Limitations of Cellulose Nanocrystals
Although CNC is quite advantageous in terms of surface modulation, several limitations limit its use.
Researchers lack a global benchmark for surface properties, fiber volume ratio, size distribution, and other parameters due to the diverse origins of CNCs.
It is difficult to recommend a typical surface treatment technique under these conditions. Frequently, researchers fail to accurately replicate the same technique.
Future development must establish an internationally acknowledged reference for the CNCs product itself. Apart from this, expensive production and cytotoxicity are also a major threat to its vast commercialization.
Approaches for Synthesis
Many methods for isolating CNCs from lignocellulosic materials have been explored, including the acid hydrolysis process, advanced oxidation processes, and enzymatic hydrolysis.
Sulphuric acid hydrolysis is the most researched and widely utilized of these methods. In this procedure, cellulosic substances are initially aggressively combined with strong sulphuric acid in the range of 30–65 wt percent.
The degradation reaction is halted by introducing water and diluted with sodium hydroxide after 30–240 minutes. Because of their outstanding physical stability and homogenous size distribution, the produced CNCs are suitable for a wide range of purposes
Sulphuric acid degradation is commonly used to manufacture CNCs in pilot-scale and manufacturing because of its ease and predictability.
Cost Reduction and Environmentally Friendly Synthesis
The first strategy for lowering the cost of CNCs from sulphuric acid pre-treatment is to minimize the quantity of sulphuric acid utilized in the degradation reaction.
The second is to remove sulphuric acid from the hydrolysate combination after the breakdown. As a consequence, less alkali and water are utilized, resulting in reduced saline effluent.
As one of the most significant components examined in the manufacturing environment, life cycle assessment has been used as a method for evaluating the ecological impact of services and goods depending on the life cycle inventory (LCI) and for comparing or optimizing fabrication processes.
However, the use of LCA studies is restricted owing to a scarcity of evidence from manufacturing output, as new ways are found daily. Data from pilot-scale manufacturing must still be collected for LCA research.

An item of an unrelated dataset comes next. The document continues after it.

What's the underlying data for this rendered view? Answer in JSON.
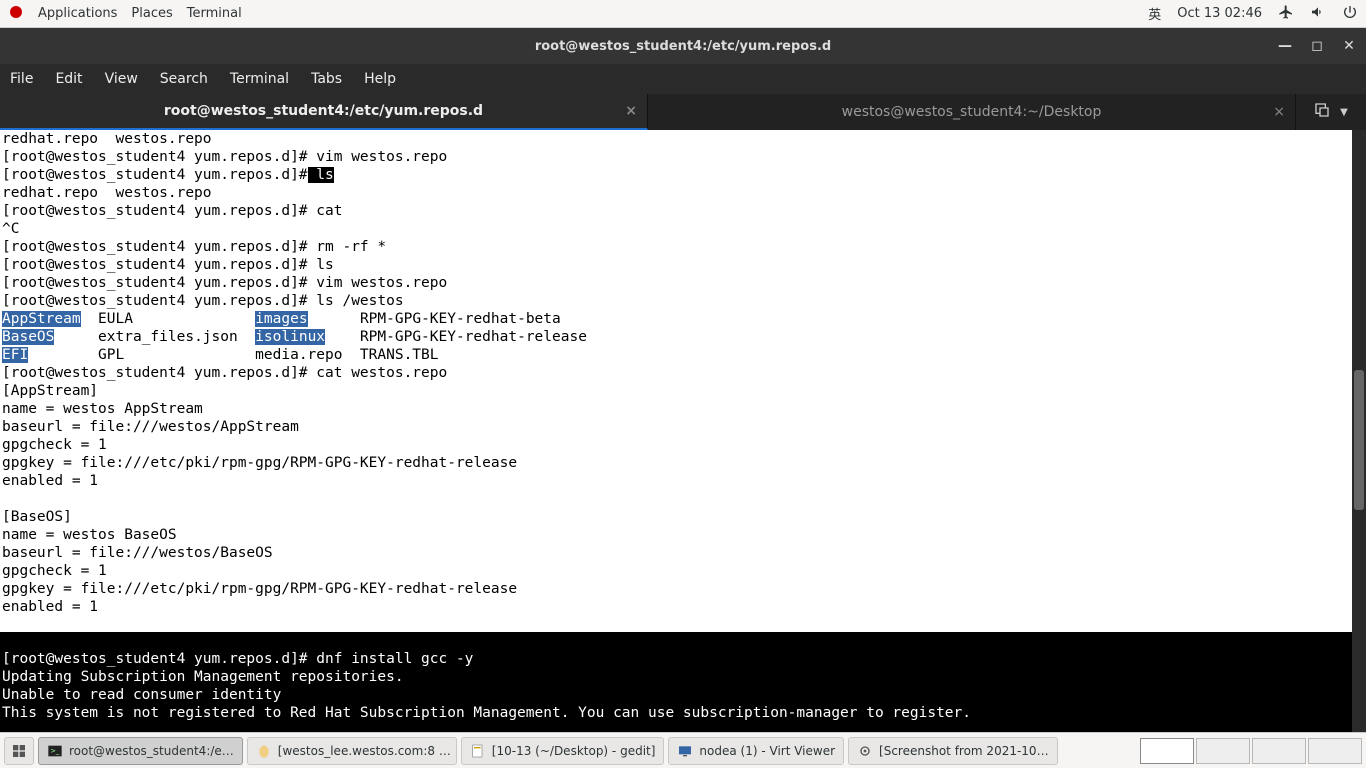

The novel study involves the development and comparison of three different routes such as gravity settling, ceramic membrane microfiltration, and low-speed centrifugation.
When the hydrolysate combination was diluted six times, the sulphuric acid recovery ratio reached a high of 15.8 percent after 48 hours, and when was raised to 16 times, the recovery ratio climbed to 53.0 percent immediately after 12 hours and reached a high of 63.8 percent after 48 hours.
The gravity settling recovery ratio was 53.0 percent (16 times dilution, 12 h) while the centrifugation recovery ratio was 51.6 percent (7 times dilution, 1000 rpm, 10 min).
The ceramics membrane microfiltration offered a lot of promise for separating sulphuric acid from the CNCs hydrolysate combination.
Ceramic membrane microfiltration was perhaps the most revolutionary technique among these options due to its greater recovery ratio (65.0 percent), acid concentration, and reduced water usage. Furthermore, the life cycle assessment findings indicate that route 4 significantly decreased ecological impacts when compared to other pathways.
When compared to route 1, route 4 reduced aquatic ecotoxicity by 33.4 percent.
More study on the extraction of sulphuric acid from acid-sugar mixtures or its direct reuse is necessary for the future.
Zhang, L., Jia, X., Ai, Y., Huang, R., Qi, W., He, Z., Klemeš, J. and Su, R., (2022) Greener production of cellulose nanocrystals: An optimised design and life cycle assessment. Journal of Cleaner Production, p.131073. https://www.sciencedirect.com/science/article/pii/S0959652622007065#!